Detail for 4101 Beacon AVE / Parcel ID 1624049080 / Inv # DPR040

Status: Yes - Inventory
Classication: Building District Status:
Cladding(s): Brick, Wood - Clapboard Foundation(s): Concrete - Poured
Roof Type(s): Flat, Gable Roof Material(s): Asphalt/Composition, Unknown
Building Type: Other Plan: Irregular
Structural System: Balloon Frame/Platform Frame No. of Stories: one & ½
Unit Theme(s): Architecture/Landscape Architecture, Community Planning/Development, Entertainment/Recreation, Other
Changes to Windows: Intact
Changes to Plan: Moderate
Changes to Original Cladding: Moderate
Major Bibliographic References
King County Property Record Card (c. 1938-1972), Washington State Archives.
Sherwood, Don. Seattle Parks Histories, c. 1970-1981, unpublished.
Seattle Department of Parks. Annual report/Department of Parks. Seattle, WA: 1909-1955.

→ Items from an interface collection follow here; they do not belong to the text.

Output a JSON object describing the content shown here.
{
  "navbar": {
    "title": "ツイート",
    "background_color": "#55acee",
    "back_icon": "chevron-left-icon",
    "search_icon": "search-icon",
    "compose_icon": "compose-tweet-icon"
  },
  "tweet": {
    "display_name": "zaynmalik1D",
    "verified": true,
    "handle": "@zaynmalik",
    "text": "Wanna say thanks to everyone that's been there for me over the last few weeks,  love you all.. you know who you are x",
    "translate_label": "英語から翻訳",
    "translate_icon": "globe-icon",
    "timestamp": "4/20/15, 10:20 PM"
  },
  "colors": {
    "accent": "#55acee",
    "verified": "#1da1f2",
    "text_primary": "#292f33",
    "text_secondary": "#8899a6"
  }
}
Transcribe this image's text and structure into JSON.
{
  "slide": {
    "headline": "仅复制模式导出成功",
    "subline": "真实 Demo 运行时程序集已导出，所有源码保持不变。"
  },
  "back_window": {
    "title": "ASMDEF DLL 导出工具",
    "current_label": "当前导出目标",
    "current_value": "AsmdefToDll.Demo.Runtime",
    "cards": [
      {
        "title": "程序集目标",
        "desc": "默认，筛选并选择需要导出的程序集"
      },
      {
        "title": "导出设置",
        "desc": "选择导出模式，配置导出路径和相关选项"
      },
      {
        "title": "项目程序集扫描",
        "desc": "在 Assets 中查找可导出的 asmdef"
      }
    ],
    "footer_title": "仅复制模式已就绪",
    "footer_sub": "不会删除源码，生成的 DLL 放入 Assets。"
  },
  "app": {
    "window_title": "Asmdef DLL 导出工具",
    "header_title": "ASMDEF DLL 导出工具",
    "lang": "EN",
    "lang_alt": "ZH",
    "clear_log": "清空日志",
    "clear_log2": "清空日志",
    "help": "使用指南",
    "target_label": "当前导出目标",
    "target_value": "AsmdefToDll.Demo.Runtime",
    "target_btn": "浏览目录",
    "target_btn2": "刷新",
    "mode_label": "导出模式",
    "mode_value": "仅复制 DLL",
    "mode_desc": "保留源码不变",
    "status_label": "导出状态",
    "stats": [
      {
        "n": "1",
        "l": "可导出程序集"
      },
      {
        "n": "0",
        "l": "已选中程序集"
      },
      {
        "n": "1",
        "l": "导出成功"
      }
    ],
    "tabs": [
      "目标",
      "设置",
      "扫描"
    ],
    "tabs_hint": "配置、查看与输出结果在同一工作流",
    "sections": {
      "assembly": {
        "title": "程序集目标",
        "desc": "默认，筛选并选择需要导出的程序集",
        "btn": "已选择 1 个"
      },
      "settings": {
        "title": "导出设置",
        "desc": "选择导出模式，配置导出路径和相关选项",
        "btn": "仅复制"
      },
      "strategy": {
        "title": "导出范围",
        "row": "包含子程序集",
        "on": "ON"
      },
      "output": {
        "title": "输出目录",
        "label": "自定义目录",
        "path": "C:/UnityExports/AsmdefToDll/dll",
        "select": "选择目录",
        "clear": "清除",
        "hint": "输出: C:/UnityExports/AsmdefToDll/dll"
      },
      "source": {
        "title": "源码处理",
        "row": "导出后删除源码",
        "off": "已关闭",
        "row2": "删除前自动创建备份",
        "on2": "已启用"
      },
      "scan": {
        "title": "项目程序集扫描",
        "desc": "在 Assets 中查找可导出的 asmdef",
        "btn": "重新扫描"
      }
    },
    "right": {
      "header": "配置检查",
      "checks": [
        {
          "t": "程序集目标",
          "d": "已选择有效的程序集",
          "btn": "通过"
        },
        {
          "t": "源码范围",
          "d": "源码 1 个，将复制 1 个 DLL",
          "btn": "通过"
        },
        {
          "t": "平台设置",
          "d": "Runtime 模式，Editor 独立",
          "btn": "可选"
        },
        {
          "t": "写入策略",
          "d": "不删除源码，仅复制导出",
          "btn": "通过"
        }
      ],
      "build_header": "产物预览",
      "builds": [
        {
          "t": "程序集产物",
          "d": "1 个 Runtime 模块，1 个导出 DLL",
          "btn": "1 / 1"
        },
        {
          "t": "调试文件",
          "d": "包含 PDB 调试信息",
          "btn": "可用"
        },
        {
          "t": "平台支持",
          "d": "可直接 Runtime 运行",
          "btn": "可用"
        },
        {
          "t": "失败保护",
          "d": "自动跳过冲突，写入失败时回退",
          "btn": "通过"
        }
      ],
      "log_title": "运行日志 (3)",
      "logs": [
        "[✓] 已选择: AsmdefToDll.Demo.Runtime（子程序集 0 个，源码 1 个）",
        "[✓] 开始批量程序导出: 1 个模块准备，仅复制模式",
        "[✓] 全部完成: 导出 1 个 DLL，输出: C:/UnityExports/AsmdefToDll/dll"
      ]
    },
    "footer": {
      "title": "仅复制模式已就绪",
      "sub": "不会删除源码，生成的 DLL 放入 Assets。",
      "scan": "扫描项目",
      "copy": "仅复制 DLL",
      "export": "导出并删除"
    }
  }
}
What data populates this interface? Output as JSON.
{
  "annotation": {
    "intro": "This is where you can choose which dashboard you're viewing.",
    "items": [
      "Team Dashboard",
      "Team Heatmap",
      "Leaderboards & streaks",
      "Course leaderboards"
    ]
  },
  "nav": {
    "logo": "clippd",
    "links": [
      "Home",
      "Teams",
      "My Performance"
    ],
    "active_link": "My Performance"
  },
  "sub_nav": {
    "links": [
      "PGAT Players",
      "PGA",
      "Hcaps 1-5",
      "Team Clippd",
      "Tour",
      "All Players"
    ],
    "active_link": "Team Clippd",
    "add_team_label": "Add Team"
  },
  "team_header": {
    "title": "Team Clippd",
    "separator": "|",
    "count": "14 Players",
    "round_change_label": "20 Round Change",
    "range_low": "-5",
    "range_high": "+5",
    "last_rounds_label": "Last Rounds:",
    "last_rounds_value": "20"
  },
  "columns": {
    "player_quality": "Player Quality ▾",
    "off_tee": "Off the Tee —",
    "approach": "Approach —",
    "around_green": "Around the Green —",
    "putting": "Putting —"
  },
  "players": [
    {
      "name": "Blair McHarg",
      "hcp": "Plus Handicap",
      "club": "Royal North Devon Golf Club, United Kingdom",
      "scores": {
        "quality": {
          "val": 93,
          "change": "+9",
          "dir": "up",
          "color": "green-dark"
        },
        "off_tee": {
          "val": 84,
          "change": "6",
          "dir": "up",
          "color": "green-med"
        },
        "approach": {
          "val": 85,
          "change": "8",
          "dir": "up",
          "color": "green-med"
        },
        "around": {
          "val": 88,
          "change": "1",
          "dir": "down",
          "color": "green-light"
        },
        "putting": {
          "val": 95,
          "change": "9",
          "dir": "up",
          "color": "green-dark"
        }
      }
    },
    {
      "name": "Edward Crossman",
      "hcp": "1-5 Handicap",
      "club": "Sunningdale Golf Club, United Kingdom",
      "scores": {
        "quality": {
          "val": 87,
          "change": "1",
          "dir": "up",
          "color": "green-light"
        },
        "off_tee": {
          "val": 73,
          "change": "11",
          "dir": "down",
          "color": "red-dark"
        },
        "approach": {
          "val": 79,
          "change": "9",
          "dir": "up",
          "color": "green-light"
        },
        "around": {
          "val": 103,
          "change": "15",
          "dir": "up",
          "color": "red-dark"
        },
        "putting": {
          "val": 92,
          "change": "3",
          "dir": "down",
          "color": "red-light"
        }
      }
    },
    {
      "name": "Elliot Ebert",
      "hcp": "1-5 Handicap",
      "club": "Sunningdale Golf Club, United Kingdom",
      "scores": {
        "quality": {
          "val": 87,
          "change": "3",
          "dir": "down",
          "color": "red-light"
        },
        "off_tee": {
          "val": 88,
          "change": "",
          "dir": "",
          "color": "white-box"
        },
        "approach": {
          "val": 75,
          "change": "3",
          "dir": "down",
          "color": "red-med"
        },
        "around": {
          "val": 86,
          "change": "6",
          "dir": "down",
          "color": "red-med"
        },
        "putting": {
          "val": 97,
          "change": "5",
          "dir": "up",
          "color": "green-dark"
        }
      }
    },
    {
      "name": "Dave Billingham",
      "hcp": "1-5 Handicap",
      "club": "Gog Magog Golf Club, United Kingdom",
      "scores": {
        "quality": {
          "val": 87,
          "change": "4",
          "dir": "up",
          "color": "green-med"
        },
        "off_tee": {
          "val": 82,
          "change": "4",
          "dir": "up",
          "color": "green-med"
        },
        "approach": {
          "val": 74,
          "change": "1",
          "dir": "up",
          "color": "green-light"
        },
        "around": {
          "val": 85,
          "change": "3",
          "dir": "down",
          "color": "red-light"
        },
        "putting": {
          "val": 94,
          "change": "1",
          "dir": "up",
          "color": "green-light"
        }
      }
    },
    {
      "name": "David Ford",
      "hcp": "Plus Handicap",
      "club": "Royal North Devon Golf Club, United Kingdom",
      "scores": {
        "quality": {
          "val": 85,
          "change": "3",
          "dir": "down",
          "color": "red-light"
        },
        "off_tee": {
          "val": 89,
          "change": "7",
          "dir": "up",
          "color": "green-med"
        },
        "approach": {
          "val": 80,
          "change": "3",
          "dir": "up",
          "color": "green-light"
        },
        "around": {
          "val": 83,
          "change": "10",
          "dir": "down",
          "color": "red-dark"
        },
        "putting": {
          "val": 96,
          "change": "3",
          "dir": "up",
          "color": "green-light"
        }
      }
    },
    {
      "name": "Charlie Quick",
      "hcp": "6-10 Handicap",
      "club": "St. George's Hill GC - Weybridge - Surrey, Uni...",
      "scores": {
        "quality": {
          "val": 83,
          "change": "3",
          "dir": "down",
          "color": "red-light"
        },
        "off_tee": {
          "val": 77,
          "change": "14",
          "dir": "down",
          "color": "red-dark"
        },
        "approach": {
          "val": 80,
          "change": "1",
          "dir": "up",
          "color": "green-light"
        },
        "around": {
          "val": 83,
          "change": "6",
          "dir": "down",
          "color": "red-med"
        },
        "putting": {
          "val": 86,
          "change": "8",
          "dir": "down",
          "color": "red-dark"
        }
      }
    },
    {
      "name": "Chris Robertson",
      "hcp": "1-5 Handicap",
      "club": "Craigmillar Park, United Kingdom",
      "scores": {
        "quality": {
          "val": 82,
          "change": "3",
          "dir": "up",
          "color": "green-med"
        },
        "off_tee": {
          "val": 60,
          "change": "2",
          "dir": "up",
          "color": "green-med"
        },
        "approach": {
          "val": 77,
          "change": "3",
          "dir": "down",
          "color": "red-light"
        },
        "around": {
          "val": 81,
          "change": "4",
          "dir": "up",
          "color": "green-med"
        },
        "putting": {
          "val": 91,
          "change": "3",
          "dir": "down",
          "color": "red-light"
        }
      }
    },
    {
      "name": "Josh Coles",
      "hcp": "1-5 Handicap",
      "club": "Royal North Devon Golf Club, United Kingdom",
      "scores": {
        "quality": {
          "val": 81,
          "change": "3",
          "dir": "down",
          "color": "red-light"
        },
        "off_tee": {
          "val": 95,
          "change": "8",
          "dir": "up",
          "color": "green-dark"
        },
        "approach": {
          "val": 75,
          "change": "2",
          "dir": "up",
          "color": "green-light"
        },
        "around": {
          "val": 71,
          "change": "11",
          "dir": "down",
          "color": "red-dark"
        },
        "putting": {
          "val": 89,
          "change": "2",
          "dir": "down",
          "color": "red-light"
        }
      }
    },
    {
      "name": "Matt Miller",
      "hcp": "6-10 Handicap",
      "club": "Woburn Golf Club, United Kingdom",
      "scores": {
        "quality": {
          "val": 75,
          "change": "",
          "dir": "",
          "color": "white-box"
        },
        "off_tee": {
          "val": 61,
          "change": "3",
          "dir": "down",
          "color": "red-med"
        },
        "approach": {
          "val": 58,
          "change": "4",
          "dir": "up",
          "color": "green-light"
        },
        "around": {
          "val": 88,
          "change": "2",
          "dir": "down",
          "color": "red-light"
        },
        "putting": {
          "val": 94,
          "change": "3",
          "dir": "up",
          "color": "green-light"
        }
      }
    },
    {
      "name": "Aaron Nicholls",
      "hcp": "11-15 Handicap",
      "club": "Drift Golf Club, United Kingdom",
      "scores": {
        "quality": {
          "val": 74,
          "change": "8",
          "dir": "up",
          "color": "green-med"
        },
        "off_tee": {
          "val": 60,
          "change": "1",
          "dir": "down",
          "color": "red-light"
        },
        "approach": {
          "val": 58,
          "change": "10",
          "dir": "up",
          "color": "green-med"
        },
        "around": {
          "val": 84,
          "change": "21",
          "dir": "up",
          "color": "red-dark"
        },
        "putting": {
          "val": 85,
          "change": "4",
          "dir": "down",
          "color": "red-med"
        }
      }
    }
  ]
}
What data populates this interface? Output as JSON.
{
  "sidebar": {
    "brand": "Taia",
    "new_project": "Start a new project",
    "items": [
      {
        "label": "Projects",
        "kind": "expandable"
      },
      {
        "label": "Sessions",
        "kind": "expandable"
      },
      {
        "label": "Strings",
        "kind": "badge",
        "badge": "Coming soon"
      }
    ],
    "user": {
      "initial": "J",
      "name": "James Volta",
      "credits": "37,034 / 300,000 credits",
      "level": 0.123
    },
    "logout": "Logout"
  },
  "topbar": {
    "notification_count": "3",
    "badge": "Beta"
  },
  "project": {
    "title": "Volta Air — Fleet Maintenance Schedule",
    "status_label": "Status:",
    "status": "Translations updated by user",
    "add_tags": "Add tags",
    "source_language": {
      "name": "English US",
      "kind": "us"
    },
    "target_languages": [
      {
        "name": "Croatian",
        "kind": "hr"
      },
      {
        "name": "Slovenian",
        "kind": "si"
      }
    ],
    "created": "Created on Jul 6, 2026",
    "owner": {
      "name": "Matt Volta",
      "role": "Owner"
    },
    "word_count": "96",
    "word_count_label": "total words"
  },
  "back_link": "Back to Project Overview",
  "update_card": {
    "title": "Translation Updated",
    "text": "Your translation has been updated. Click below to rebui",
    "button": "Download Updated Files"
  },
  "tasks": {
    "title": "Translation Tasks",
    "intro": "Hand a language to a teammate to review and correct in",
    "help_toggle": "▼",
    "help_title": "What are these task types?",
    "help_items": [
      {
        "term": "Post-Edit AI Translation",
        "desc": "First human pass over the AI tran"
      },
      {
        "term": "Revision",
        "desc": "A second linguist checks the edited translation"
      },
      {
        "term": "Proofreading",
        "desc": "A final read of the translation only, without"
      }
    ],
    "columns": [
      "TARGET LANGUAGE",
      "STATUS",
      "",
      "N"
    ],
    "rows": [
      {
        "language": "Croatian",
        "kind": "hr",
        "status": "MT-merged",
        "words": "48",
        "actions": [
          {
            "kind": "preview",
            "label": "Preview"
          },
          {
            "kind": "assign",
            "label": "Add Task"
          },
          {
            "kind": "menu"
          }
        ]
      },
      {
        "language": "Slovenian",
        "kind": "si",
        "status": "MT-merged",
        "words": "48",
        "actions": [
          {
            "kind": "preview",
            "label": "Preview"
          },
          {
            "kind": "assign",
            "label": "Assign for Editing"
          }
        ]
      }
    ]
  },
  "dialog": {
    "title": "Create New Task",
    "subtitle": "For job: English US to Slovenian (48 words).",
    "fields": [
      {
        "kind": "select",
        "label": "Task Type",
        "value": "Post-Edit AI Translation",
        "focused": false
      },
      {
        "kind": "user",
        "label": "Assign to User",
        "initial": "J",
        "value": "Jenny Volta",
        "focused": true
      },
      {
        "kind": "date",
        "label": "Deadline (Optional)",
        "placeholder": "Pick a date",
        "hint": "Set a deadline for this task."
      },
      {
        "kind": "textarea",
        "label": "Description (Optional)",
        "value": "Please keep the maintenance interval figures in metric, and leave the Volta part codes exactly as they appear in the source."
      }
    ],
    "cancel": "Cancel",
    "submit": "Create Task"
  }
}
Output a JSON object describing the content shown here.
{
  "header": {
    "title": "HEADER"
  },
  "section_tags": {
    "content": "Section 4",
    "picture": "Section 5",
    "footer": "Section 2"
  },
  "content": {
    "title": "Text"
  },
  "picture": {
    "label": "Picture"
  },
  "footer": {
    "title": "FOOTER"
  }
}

Photo collection for 4101 Beacon AVE / Parcel ID 1624049080 / Inv # DPR040

Photo taken Nov 07, 2000
App v2.0.1.0